See inside your eye Part 2 Using a blue light field to see white blood cells moving on your retina
See inside your eye with that same eye. Part2. Have you ever looked up at a blue sky andseen tiny points of light darting abouté, Although some people refer to these spotsof light as bluesky sprites, prana, vitality globules, or etheric globules, what you arereally seeing is not something etheric but something entoptic (within the eye) causedby white blood cells moving in the capillaries on the surface of your retina. We call thisflying corpuscles or the blue field entoptic phenomenon. We see with the retina which is at the backof the eye, so we can actually see things
on the surface of the eye and inside the eye,as demonstrated in part one of this tutorial series. We can even see things on the verysurface of the retina such as blood vessels and the blood cells moving within them. Iwill review the history and science relating to the blue field entoptic phenomenon andthen show you a number of ways to get truly extraordinary views of these quot;flying corpusclesquot;. Although it had been written about previously,the first person who unambiguously described and investigated the blue field entoptic phenomenonwas the German Johann Steinbuch in 1813. Steinbuch had seen the blood flow incapillaries in the webbed skin of frogs through

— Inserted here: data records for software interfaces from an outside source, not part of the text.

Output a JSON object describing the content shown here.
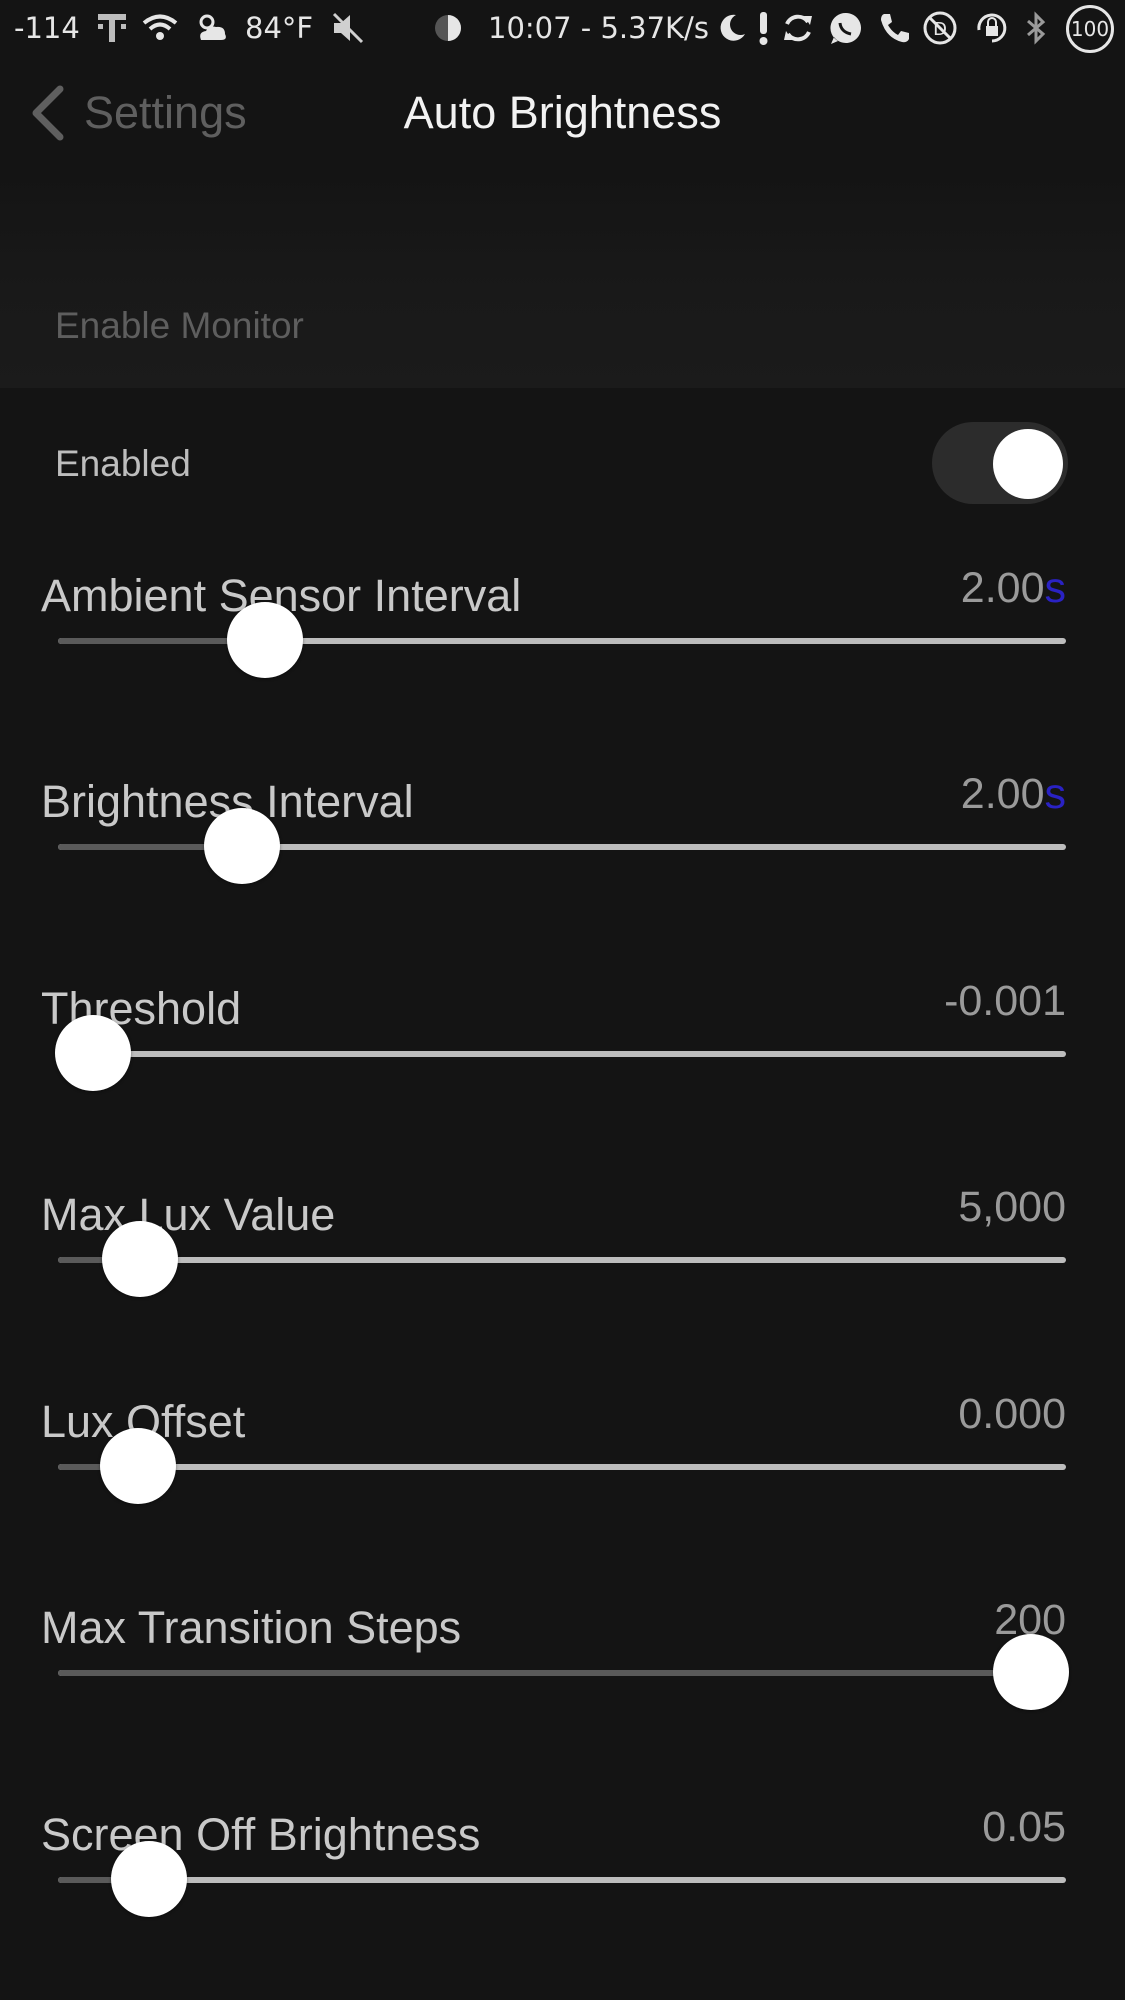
{
  "status_bar": {
    "signal": "-114",
    "carrier_icon": "t-mobile-icon",
    "weather": "84°F",
    "time_speed": "10:07 - 5.37K/s",
    "battery": "100"
  },
  "nav": {
    "back_label": "Settings",
    "title": "Auto Brightness"
  },
  "section": {
    "header": "Enable Monitor"
  },
  "toggle": {
    "label": "Enabled",
    "on": true
  },
  "sliders": [
    {
      "label": "Ambient Sensor Interval",
      "value": "2.00",
      "unit": "s",
      "fraction": 0.205
    },
    {
      "label": "Brightness Interval",
      "value": "2.00",
      "unit": "s",
      "fraction": 0.183
    },
    {
      "label": "Threshold",
      "value": "-0.001",
      "unit": "",
      "fraction": 0.035
    },
    {
      "label": "Max Lux Value",
      "value": "5,000",
      "unit": "",
      "fraction": 0.081
    },
    {
      "label": "Lux Offset",
      "value": "0.000",
      "unit": "",
      "fraction": 0.079
    },
    {
      "label": "Max Transition Steps",
      "value": "200",
      "unit": "",
      "fraction": 0.965
    },
    {
      "label": "Screen Off Brightness",
      "value": "0.05",
      "unit": "",
      "fraction": 0.09
    }
  ],
  "colors": {
    "background": "#141414",
    "unit_accent": "#2a22c4",
    "thumb": "#ffffff"
  }
}
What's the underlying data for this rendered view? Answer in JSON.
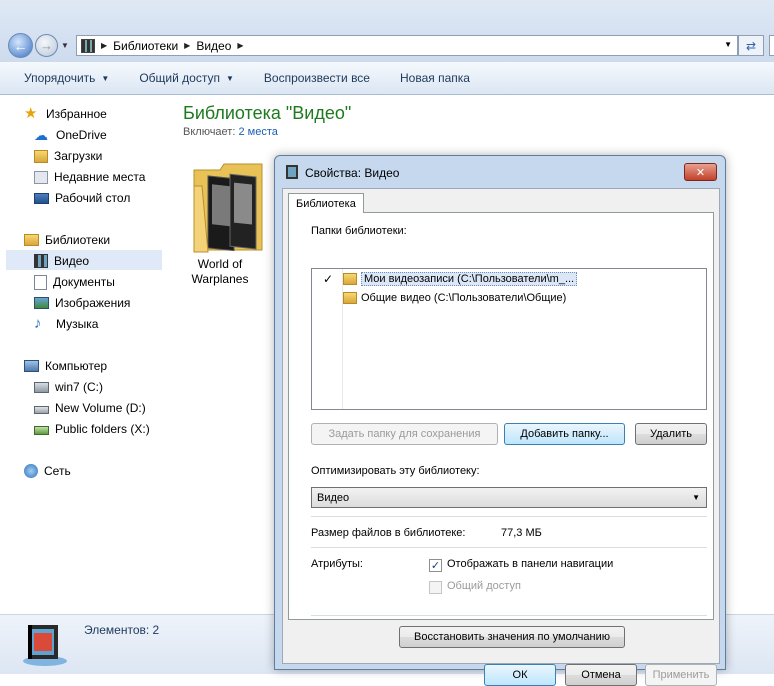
{
  "address": {
    "crumbs": [
      "Библиотеки",
      "Видео"
    ]
  },
  "toolbar": {
    "organize": "Упорядочить",
    "share": "Общий доступ",
    "play_all": "Воспроизвести все",
    "new_folder": "Новая папка"
  },
  "sidebar": {
    "favorites": "Избранное",
    "onedrive": "OneDrive",
    "downloads": "Загрузки",
    "recent": "Недавние места",
    "desktop": "Рабочий стол",
    "libraries": "Библиотеки",
    "video": "Видео",
    "documents": "Документы",
    "pictures": "Изображения",
    "music": "Музыка",
    "computer": "Компьютер",
    "drive_c": "win7 (C:)",
    "drive_d": "New Volume (D:)",
    "drive_x": "Public folders (X:)",
    "network": "Сеть"
  },
  "content": {
    "title": "Библиотека \"Видео\"",
    "includes_label": "Включает:",
    "includes_link": "2 места",
    "folder_line1": "World of",
    "folder_line2": "Warplanes"
  },
  "status": {
    "items": "Элементов: 2"
  },
  "dialog": {
    "title": "Свойства: Видео",
    "close": "✕",
    "tab": "Библиотека",
    "folders_label": "Папки библиотеки:",
    "folders": [
      {
        "check": "✓",
        "label": "Мои видеозаписи (C:\\Пользователи\\m_..."
      },
      {
        "check": "",
        "label": "Общие видео (C:\\Пользователи\\Общие)"
      }
    ],
    "set_save_btn": "Задать папку для сохранения",
    "add_folder_btn": "Добавить папку...",
    "remove_btn": "Удалить",
    "optimize_label": "Оптимизировать эту библиотеку:",
    "optimize_value": "Видео",
    "size_label": "Размер файлов в библиотеке:",
    "size_value": "77,3 МБ",
    "attributes_label": "Атрибуты:",
    "show_nav_check": "✓",
    "show_nav_label": "Отображать в панели навигации",
    "shared_label": "Общий доступ",
    "restore_btn": "Восстановить значения по умолчанию",
    "ok": "ОК",
    "cancel": "Отмена",
    "apply": "Применить"
  }
}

a microscope so when he saw specks of lightmoving about while looking at a sunlit white wall he surmised that it was the blood movingthrough the capillaries on his own retina. He wrote that he also saw the phenomenon whilelooking at the blue sky. In 1819, the Czech researcher Johannes Purkinjesuggested exerting yourself and then looking at a bright surface such as a snowfield. Hedrew a simple diagram to show the movement of the blood cells. One century later, a biographerdrew another simple figure in which he added the paths the blood cells seemed to follow.The actual network of capillaries on the retina is much more intricate as this anatomicaldrawing from 1881 shows.
This detailed drawing with exaggerated vesselswas done by William Ayres of his very own capillaries. To see the shadows of thecapillaries on your own retina just poke a hole in a card, then face a bright surfaceand rapidly rotate the hole in front of your eye. Chemists have long used blue cobalt glasswhen doing a flame test, so it isn't surprising that in 1860, chemistry professor Ogden Roodwrote about looking up at the sky through cobalt glass and seeing something quot;resemblinganimalculesquot; which he deduced could be quot;bloodcorpuscles circulating in the retinaquot;.
In 1896, the physiologist George Burch reportedon a potentially better technique, using light with a wavelength between Fraunhofer linesH and G or between about 400 and 430 nanometers. Burch used a prism to get such light, butin 1901, Peter CooperHewitt introduced the first commercial mercury vapor lamp, a muchmore convenient source. In 1907, the eye surgeon E. P. Fortin wrote about using a CooperHewittlamp with a cobalt glass filter to obtain dichromatic light with wavelengths of 400and 430 nanometers. Fortin also built blue field entoptoscopes which used sunlight focusedon filters. The German ophthalmologist Richard Scheereralso developed several devices and, in 1924,
he published a thorough report about the historyand al applications of the phenomenon. While Scheerer presented convincing evidencethat it was indeed blood flow on the retina that was being seen in blue light, he couldn'texplain the phenomenon or even say whether it was caused by red cells (erythrocytes)or white cells (leukocytes). But in 1954, Ursula SchmidtGross publisheda study where people with and without leukemia matched figures on a chart to what they sawwhen they looked at sunlight through a blue filter glass. She showed a correlation betweenthe figures they selected and their white cell count but no correlation with their redcell count, proving the blue field entoptic